Sonny Lubick has been in his new office at CSU for nearly a month, but Thursday was the first time he took note of the fact that his name had been put on the door –/and that only happened when a man poked his head in the room to let him know.
“Oh is it now?” said Lubick, the College of Business’ new director of community outreach, when the man notified him, getting up to go look at his new nameplate.
“I hadn’t noticed.”
The office is simple and straightforward.
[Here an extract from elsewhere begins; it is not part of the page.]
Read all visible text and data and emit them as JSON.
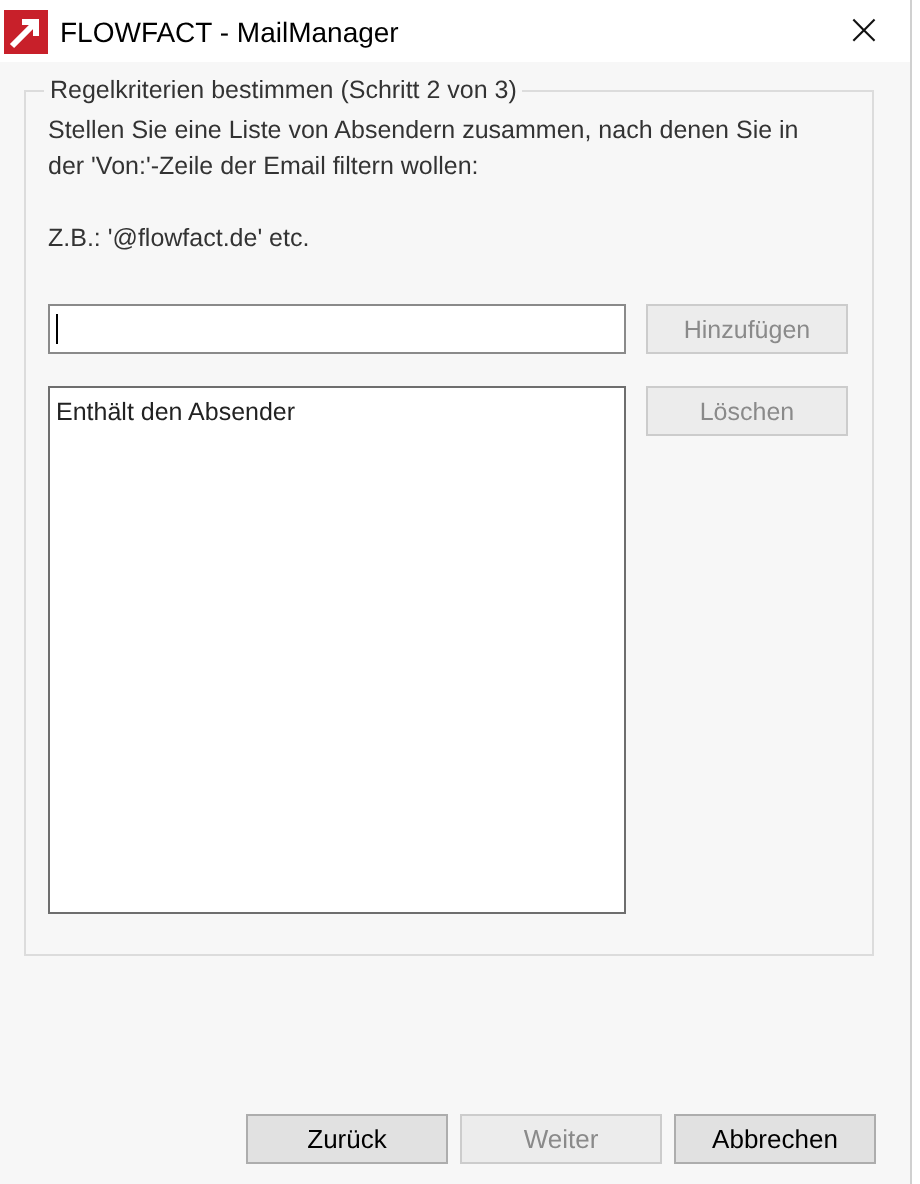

Some would even call it boring./Lubick’s desk is neatly organized with only a monitor, a desk calendar, a phone and a few other small desk supplies./There are no pictures on any of the beige-colored office walls./
Only a Colorado Hall of Fame induction ceremony program that sits on a small bookshelf, a signed football and a CSU football team plaque, all tucked away in unobvious areas of the office, indicate that Lubick was the head coach of CSU’s football team for the most successful era in the Rams’ history.
“You can take a look at (the ceremony program) if you want,” Lubick tells the Collegian reporter sitting in his office. “But I’m going to need it back to write some thank you letters.”/
The former coach, who was hired part-time last month by the College of Business to bring more visibility to the program in the community, is back after a nearly year-and-a-half-long hiatus from CSU after he was let go from his coaching position in late 2007.
“Life is good,” he says.
Lubick says his induction this week into the Colorado Sports Hall of Fame is an honor, but really, he says, it’s a testament to the people who worked with him over the years./”It means I had a lot of great coaches here and even better players,” he says.
Lubick has lived in Fort Collins for nearly 20 years, first coming to CSU as an assistant coach in 1982. After a three-year stint at CSU, he went on to coach at Stanford and the University of Miami until returning to lead the Rams in 1993./
In 2003, his track record at CSU boasted six conference titles and nine bowl games in his then-decade at the school at the school./
But in 2004, things began to slip for the team, and after four losing seasons, new Athletic Director Paul Kowalczyk fired Lubick to bring in former offensive coordinator for the Buffalo Bills, Steve Fairchild.
The 72-year-old Lubick spent the last year and a half away from the university, still living in Fort Collins with his wife Carol Jo and opening a successful self-named steakhouse./
In the last 16 months, Lubick has stayed actively involved in the community, doing public relations work for the Public Service Credit Union two days a week and raising money for local patients who need help fighting cancer./
“It’s been a little bit different,” says Lubick, who has been a teacher and a coach since 1960. “I was used to working 14-hour-days as a coach, so there were definitely some gaps to fill.”/
To help fill some of that free time, Lubick has returned to the university, but this time in a completely different capacity than football coach, doing community outreach for the business school./
Lubick began his new job at the beginning of April and says he is usually in the office about a day and a half a week./
“It’s about representing Colorado State University in a good and positive light,” he says./
Lubick says his new role is to engage and stay involved with the alumni of CSU’s College of Business, help raise funds for the college and to support the students currently in the program./
“I’m really just a teacher,” Lubick says. “It’s about getting people to be the best that they can be.”/
Lubick says that over 40 years of experience as a teacher and coach helps him with his new position./
“I spent years developing football teams around leadership,” Lubick says. “Running a football team is not so different than running an organization.”/
Themes of family, helping and teamwork continue to reign supreme for Lubick./
“When I was young, I thought the best thing to do was to take care of myself,” he says. “But as one gets a little older, you find out there is more than oneself.”/
Lubick says he hopes he can use his new position to continue giving back and helping others./
As the interview comes to a close, two former football players who played under Lubick walk into the office to speak with their mentor./
“It feels great to be back on campus,” Lubick says with a smile./
Staff writer Bryan Schiele can be reached at firstname.lastname@example.org.